┌─ EXERCISE DATA
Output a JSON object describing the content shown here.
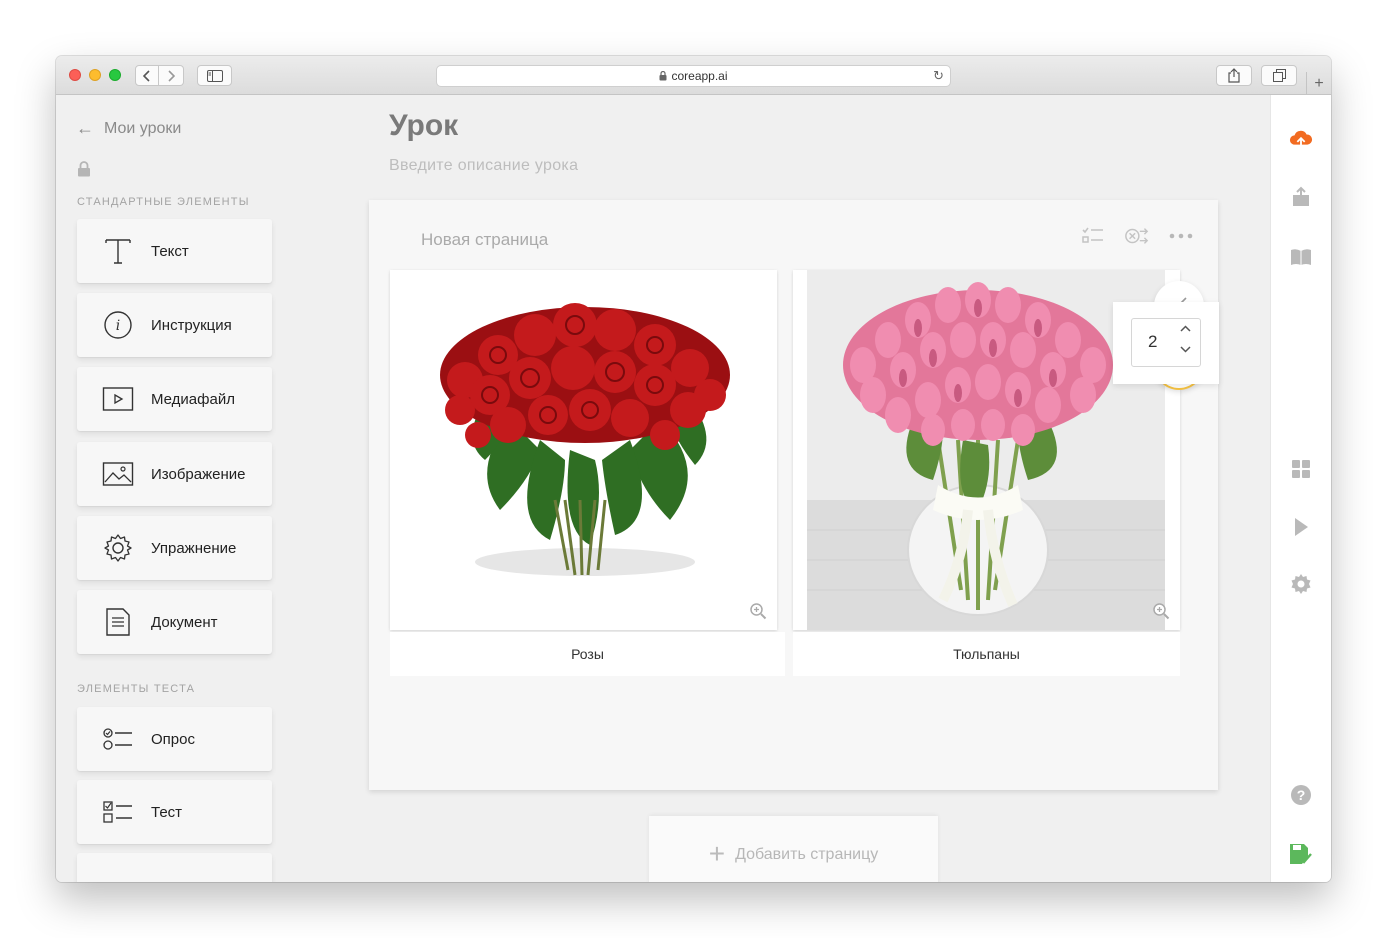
{
  "browser": {
    "address": "coreapp.ai"
  },
  "sidebar": {
    "back_label": "Мои уроки",
    "standard_title": "СТАНДАРТНЫЕ ЭЛЕМЕНТЫ",
    "standard_items": [
      {
        "label": "Текст",
        "icon": "text-icon"
      },
      {
        "label": "Инструкция",
        "icon": "info-icon"
      },
      {
        "label": "Медиафайл",
        "icon": "media-icon"
      },
      {
        "label": "Изображение",
        "icon": "image-icon"
      },
      {
        "label": "Упражнение",
        "icon": "gear-icon"
      },
      {
        "label": "Документ",
        "icon": "document-icon"
      }
    ],
    "test_title": "ЭЛЕМЕНТЫ ТЕСТА",
    "test_items": [
      {
        "label": "Опрос",
        "icon": "poll-icon"
      },
      {
        "label": "Тест",
        "icon": "test-icon"
      }
    ]
  },
  "lesson": {
    "title": "Урок",
    "description_placeholder": "Введите описание урока"
  },
  "page": {
    "name": "Новая страница",
    "images": [
      {
        "caption": "Розы"
      },
      {
        "caption": "Тюльпаны"
      }
    ],
    "columns_value": "2"
  },
  "add_page_label": "Добавить страницу",
  "colors": {
    "accent_orange": "#f26b21",
    "accent_yellow": "#f5c242",
    "save_green": "#5cb85c",
    "rail_icon": "#b9b9b9"
  }
}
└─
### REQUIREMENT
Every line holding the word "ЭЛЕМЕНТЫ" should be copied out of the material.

### RESULT FOR THIS EXERCISE
    "standard_title": "СТАНДАРТНЫЕ ЭЛЕМЕНТЫ",
    "test_title": "ЭЛЕМЕНТЫ ТЕСТА",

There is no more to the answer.